By Andy Young
Folding clean laundry and putting it away isn’t a project that makes me quiver with anticipation, but when it comes to menial but necessary jobs, there are far more odious ones to attend to. However, sometimes performing the most innocuous tasks can lead to healthy self-analysis, and I had such an experience not long ago.
Our family’s typical donation box contains books that have occupied the same spot on the shelf for years, or maybe decades; gently-used (or in some cases never-used) appliances; mystery gadgets serving no particular purpose besides taking up space that could be better used for something else, and good quality clothing that no longer fits anyone in our house or, for whatever reason, hasn’t been worn since before the last time one of the books we’re giving away was opened.
But there are some things that schools, churches, homeless shelters, and organizations such as Goodwill and the Salvation Army justifiably don’t want. Television sets that are inoperable in my home aren’t going to work any better in someone else’s, and the same goes for inert fans and vacuum cleaners. Local libraries don’t need or want books with broken spines or missing pages. And the folks who run church rummage sales have no more interest in holey (as opposed to Holy) t-shirts than anyone else does.
Which brings me back to the day when I was putting clean clothing into its appropriate space. I had a bit of trouble stuffing clean underwear and socks into their assigned spaces; those drawers were filled to capacity. Closer examination revealed that I own several pairs of undershorts that: A) no longer fit; B) have a waistband that has long since lost its elasticity; C) contain more holes than a block of Swiss cheese; or D) have each of the three just-mentioned problems.

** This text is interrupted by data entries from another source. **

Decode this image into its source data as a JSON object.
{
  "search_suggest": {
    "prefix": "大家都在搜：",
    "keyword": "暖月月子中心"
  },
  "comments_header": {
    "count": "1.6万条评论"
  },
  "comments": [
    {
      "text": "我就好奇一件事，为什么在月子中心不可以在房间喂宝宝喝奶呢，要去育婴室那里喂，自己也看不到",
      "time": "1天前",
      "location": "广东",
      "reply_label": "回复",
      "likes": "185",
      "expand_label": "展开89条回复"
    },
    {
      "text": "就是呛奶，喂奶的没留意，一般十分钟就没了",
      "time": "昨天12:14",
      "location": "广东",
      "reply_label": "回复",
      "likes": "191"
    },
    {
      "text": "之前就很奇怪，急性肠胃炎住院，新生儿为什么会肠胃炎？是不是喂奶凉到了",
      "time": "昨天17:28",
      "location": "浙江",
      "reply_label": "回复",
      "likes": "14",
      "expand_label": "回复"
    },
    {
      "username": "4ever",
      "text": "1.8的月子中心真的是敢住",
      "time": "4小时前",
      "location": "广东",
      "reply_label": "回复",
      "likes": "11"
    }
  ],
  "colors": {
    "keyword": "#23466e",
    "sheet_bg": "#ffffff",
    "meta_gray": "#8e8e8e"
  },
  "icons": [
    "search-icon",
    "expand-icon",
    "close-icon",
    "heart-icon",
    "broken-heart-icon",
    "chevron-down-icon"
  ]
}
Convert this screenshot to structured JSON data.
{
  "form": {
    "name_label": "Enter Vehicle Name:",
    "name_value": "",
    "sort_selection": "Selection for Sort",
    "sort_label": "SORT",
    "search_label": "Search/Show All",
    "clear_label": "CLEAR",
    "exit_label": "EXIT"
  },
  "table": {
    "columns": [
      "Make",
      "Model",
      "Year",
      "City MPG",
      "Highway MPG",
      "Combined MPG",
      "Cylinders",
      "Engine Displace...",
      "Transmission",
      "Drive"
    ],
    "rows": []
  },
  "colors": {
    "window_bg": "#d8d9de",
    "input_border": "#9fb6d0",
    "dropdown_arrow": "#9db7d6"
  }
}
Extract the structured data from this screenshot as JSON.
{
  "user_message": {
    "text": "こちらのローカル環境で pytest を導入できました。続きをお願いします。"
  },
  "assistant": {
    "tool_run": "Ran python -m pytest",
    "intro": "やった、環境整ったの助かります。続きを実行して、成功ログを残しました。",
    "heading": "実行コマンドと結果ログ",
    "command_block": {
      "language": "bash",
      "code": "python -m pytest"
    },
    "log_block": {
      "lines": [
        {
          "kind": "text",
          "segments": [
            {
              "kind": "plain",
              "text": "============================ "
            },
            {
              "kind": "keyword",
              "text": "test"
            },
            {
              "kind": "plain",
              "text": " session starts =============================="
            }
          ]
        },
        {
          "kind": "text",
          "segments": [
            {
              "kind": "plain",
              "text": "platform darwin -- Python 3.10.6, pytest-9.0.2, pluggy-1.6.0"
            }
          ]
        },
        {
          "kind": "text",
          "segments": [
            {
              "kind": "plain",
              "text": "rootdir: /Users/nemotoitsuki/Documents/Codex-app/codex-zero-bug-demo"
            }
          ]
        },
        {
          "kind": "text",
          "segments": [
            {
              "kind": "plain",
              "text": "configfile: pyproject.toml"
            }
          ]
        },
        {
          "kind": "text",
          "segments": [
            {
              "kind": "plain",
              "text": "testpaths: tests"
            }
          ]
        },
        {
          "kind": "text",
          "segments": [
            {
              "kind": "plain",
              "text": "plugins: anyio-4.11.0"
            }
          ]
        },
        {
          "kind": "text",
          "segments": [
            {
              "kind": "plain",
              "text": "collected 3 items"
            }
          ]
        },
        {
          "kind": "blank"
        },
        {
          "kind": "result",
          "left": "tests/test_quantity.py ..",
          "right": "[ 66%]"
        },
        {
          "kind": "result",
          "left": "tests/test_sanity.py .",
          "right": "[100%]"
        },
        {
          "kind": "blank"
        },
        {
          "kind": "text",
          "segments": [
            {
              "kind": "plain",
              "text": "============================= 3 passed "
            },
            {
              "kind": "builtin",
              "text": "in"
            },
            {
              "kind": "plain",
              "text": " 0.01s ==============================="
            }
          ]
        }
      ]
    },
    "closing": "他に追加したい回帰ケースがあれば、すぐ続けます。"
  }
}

It’s no surprise that no charitable organizations accept used underwear donations because, well, would YOU buy someone else’s used underwear? But throwing away old clothing, even undergarments that are more air than fiber, is environmentally irresponsible.
Multiple sources report that the world produces 92 million tons of textile waste annually, with China (20,000,000) and the USA (17,000,000) the leading offenders. But what are we supposed to do with all that ratty old underwear?
Well, in at least one local community, there’s an answer.
According to the Portland Press Herald, Apparel Impact, a veteran-owned company that operates in New England, now has a textile-recycling box at the Cumberland Town Hall. Residents can drop off clean, dry sheets, towels, footwear, backpacks, duffle bags, and clothing there, including elastic-free socks and tired old underwear!
The company will distribute still-wearable garments to those who can use them and repurpose the rest for materials such as mattress stuffing. The service Impact Apparel offers doesn’t just help individuals who hesitate to throw anything away until it is utterly useless; they’re serving the greater community as well, since informed estimates indicate that nearly ten percent of local landfills are comprised of textiles.
I am overjoyed to learn about Apparel Impact.
Now if there were only a responsible way to dispose of TVs that don’t televise, fans that don’t blow, and vacuum cleaners that don’t suck. <